Case studies

Employers' duties

Updated 25 November 2019

If you are an employer, make sure you comply with the Solicitors Act regarding your duties. The solicitor in this study didn't, and was suspended from practice for six months, with catastrophic consequences.

The names in this case study have been changed.

Mr Rawlings was a sole practitioner who employed an assistant solicitor, Mr Edwards. Unfortunately, Mr Edwards became involved in a serious mortgage fraud. When matters came to light, Mr Edwards's conduct was referred to the Solicitors Disciplinary Tribunal, which ordered that he be struck off the Roll.

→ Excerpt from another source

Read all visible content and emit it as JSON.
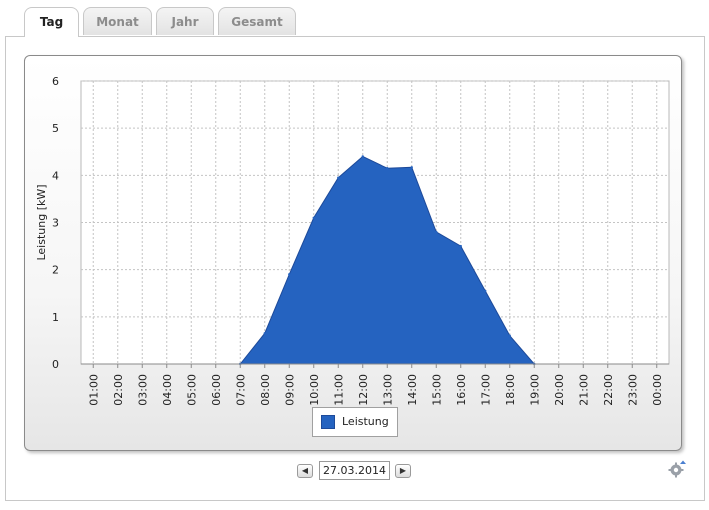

Eight years later, Mr Rawlings found himself in need of a clerk to help him with his conveyancing work. He decided to offer Mr Edwards the job, but before doing sought permission from the SRA. The SRA accepted that Mr Edwards had been rehabilitated and gave its permission for Mr Rawlings to employ him.

Within days of Mr Edwards starting his job as Mr Rawlings's clerk, Mr Rawlings suffered an unexpected, and fatal, heart attack. In consequence, his practice was closed, and Mr Edwards once again found himself unemployed. Mr Edwards therefore applied for a new job with Mr Robinson, a sole practitioner who carried on his practice from offices in North London and South London.

Mr Edwards was entirely honest when he applied for the job with Mr Robinson. He explained that he was a former solicitor who had been struck off for dishonesty. Perhaps because of this frankness, Mr Robinson decided to employ Mr Edwards as a clerk in the South London office. Mr Robinson himself spent the majority of his time at the North London office but visited the South London office on a daily basis.

Unlike Mr Edwards, Mr Robinson did not formally apply to the SRA for permission before he employed Mr Edwards. However, he did tell Mr Edwards to write to the SRA to tell them that he had a new employer. He also wrote to the SRA himself to tell them that he had given Mr Edwards a job. On the basis of this correspondence, the SRA subsequently granted Mr Robinson permission to employ Mr Edwards on condition that he should work from the same office as Mr Robinson under his direct supervision.

Subsequently, the SRA conducted a monitoring visit to Mr Robinson's offices. In the course of that visit, it discovered that Mr Edwards had undertaken six conveyancing transactions for Mr Robinson before Mr Robinson had been given permission to employ him. It also discovered that Mr Edwards was working in a different office from Mr Robinson. The SRA referred Mr Robinson's conduct to the Solicitors Disciplinary Tribunal which suspended him from practice for a period of six months. The consequences for Mr Robinson were catastrophic—he was forced to close his practice.

What Mr Robinson should have done before employing Mr Edwards

  • Once he knew that Mr Edwards had been struck off, he should have familiarised himself with the requirements of section 41 of the Solicitors Act 1974 before deciding to employ him.
  • He should have remembered that the permission given to Mr Rawlings to employ Mr Edwards was personal to Mr Rawlings and could not be transferred.
  • He should have applied to the SRA for permission to employ Mr Edwards rather than simply notifying us that Mr Edwards had changed his employment.
  • He should not have allowed Mr Edwards to commence his employment until he had obtained the SRA's permission.
  • He should have followed the conditions that were imposed on his employment of Mr Edwards by the SRA—to the letter. In particular, he should not have allowed Mr Edwards to continue to work in the South London office while continuing to spend the majority of his time in the North London office.